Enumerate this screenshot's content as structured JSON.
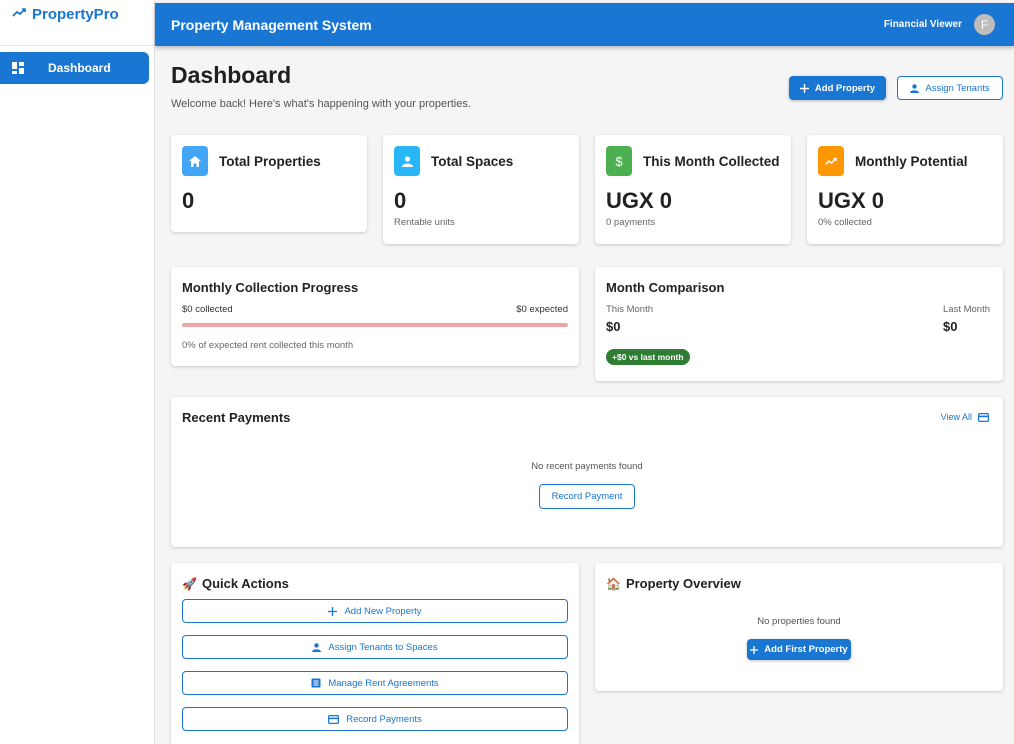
{
  "app": {
    "brand": "PropertyPro",
    "system_title": "Property Management System",
    "user_role": "Financial Viewer",
    "avatar_initial": "F"
  },
  "sidebar": {
    "items": [
      {
        "label": "Dashboard",
        "icon": "dashboard-icon",
        "active": true
      }
    ]
  },
  "header": {
    "title": "Dashboard",
    "subtitle": "Welcome back! Here's what's happening with your properties.",
    "add_property_label": "Add Property",
    "assign_tenants_label": "Assign Tenants"
  },
  "stats": [
    {
      "label": "Total Properties",
      "value": "0",
      "sub": "",
      "icon": "home-icon",
      "color": "#42a5f5"
    },
    {
      "label": "Total Spaces",
      "value": "0",
      "sub": "Rentable units",
      "icon": "person-icon",
      "color": "#29b6f6"
    },
    {
      "label": "This Month Collected",
      "value": "UGX 0",
      "sub": "0 payments",
      "icon": "dollar-icon",
      "color": "#4caf50"
    },
    {
      "label": "Monthly Potential",
      "value": "UGX 0",
      "sub": "0% collected",
      "icon": "trending-up-icon",
      "color": "#ff9800"
    }
  ],
  "collection_progress": {
    "title": "Monthly Collection Progress",
    "collected_text": "$0 collected",
    "expected_text": "$0 expected",
    "progress_fraction": 0,
    "caption": "0% of expected rent collected this month"
  },
  "month_comparison": {
    "title": "Month Comparison",
    "this_month_label": "This Month",
    "this_month_value": "$0",
    "last_month_label": "Last Month",
    "last_month_value": "$0",
    "delta_chip": "+$0 vs last month"
  },
  "recent_payments": {
    "title": "Recent Payments",
    "view_all_label": "View All",
    "empty_text": "No recent payments found",
    "record_payment_label": "Record Payment"
  },
  "quick_actions": {
    "title": "Quick Actions",
    "icon": "rocket-emoji",
    "buttons": [
      {
        "label": "Add New Property",
        "icon": "plus-icon"
      },
      {
        "label": "Assign Tenants to Spaces",
        "icon": "person-icon"
      },
      {
        "label": "Manage Rent Agreements",
        "icon": "list-icon"
      },
      {
        "label": "Record Payments",
        "icon": "credit-card-icon"
      }
    ]
  },
  "property_overview": {
    "title": "Property Overview",
    "icon": "house-emoji",
    "empty_text": "No properties found",
    "add_first_label": "Add First Property"
  },
  "colors": {
    "primary": "#1976d2",
    "success": "#2e7d32",
    "progress_track": "#f0a5a5"
  }
}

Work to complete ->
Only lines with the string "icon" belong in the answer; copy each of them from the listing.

Solution below ->
        "icon": "dashboard-icon",
      "icon": "home-icon",
      "icon": "person-icon",
      "icon": "dollar-icon",
      "icon": "trending-up-icon",
    "icon": "rocket-emoji",
        "icon": "plus-icon"
        "icon": "person-icon"
        "icon": "list-icon"
        "icon": "credit-card-icon"
    "icon": "house-emoji",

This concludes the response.